36.         i++;
37.
38. }
39.
40. if (dec != 0) // if your decimal number is not zero, print the array backwards, i.e. MSB to LSB
41. {
42. for (j=(i-1); j>=0; j--)
43. {
44. printf("%d", binary[j]);
45. }
46. printf("\n\n");
47. }
48. else  // if your decimal number is zero, so is your binary number.
49. {
50.     printf("0\n\n");
51.
52. }
53.
54. return 0;
55.
56.
57. }[/i][/i]

Last edited: Dec 18, 2010
15. ### count_volta Thread Starter Active Member

Feb 4, 2009
434
24
I have attached the completed program .exe to this post. This combines the two. It can do decimal to binary and binary to decimal.

I have sent the exe to my friend who uses Windows 7 and he had errors when he tried to run it. It runs fine on my Windows XP.

Can other people please try running it and tell me if it works. I wonder if I didn't add some necessary code or something.

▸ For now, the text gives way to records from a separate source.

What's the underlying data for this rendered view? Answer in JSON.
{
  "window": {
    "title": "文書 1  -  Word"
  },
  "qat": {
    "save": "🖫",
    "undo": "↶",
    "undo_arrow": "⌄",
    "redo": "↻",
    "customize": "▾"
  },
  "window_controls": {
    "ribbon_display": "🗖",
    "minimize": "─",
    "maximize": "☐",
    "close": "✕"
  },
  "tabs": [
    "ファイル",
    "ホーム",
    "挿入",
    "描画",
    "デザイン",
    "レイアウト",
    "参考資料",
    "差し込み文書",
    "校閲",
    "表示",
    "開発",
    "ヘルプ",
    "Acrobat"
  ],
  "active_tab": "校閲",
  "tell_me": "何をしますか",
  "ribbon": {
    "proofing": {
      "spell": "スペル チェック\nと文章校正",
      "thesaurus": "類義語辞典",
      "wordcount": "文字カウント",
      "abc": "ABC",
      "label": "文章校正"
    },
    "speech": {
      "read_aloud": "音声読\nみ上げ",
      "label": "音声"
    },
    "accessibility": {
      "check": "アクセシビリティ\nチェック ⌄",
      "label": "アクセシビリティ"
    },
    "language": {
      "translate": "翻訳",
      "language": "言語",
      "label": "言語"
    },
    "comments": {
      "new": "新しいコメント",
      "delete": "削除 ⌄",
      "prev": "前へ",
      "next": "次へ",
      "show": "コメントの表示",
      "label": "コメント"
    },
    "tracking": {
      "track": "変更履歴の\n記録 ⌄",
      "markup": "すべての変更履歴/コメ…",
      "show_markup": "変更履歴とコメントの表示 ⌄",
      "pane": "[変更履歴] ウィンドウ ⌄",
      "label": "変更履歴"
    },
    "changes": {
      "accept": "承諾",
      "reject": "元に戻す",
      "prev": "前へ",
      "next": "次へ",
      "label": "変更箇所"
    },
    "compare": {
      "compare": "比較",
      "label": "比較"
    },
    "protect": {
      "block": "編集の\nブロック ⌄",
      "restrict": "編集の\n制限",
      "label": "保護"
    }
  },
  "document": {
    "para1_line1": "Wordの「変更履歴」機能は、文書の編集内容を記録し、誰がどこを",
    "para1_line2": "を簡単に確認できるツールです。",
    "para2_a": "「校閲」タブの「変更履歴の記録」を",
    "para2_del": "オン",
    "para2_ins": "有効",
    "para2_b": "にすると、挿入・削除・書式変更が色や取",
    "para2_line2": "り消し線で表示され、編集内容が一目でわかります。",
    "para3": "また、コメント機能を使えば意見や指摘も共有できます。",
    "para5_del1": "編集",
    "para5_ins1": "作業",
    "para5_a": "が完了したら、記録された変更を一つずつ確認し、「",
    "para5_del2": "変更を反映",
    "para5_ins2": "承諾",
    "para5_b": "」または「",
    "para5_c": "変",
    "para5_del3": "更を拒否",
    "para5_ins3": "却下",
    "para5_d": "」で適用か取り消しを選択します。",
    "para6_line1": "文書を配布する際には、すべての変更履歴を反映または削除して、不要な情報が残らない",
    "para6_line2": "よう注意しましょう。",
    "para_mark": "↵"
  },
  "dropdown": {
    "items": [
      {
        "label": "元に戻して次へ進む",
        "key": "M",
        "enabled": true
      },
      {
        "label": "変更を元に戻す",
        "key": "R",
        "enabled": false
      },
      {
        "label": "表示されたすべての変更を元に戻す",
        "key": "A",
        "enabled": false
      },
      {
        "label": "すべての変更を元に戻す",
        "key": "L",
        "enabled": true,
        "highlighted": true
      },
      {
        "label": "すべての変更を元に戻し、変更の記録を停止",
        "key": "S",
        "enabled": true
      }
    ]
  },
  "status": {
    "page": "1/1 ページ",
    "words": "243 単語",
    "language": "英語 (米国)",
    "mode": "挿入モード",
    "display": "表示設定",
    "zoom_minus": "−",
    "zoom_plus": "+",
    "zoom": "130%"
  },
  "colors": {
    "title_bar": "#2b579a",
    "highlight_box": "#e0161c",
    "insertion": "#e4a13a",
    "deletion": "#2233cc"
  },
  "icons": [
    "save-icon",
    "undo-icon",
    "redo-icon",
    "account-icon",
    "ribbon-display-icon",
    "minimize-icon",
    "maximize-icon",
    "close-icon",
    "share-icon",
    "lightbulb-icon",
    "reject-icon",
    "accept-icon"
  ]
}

I never compiled an actual exe before.

File size:
9.3 KB
Views:
21
16. ### thatoneguy AAC Fanatic!

Feb 19, 2009
6,349
731
He may need to install the visual C runtime environment to get the .DLLs called by your compiled program.

You can eliminate this need by compiling it as a "static" binary, but the resulting .exe file will be quite huge.

17. ### count_volta Thread Starter Active Member

Feb 4, 2009
434
24
That is weird because the only libraries in my program are

Code ( (Unknown Language)):
1. #include <stdlib.h>
2. #include <stdio.h>
3. #include <math.h>
I thought these libraries are default. What do people do when making a program that is supposed to run on Windows and make sure that the user has all the dependencies?

18. ### thatoneguy AAC Fanatic!

Feb 19, 2009
6,349
731
Functions such as scanf, printf, etc. are all in the runtime library. The visual C runtime environment is usually installed with many other applications, so most everybody already have a few versions installed and they don't bump into the problem

It's a free download from microsoft, you just need to get the correct version to match your compiler version. There are visual c and visual basic run time libraries for many versions, which makes it kind of a headache. Creating an .msi installer will include everything needed and set it up, you could do it in that method instead of sending the bare .exe file.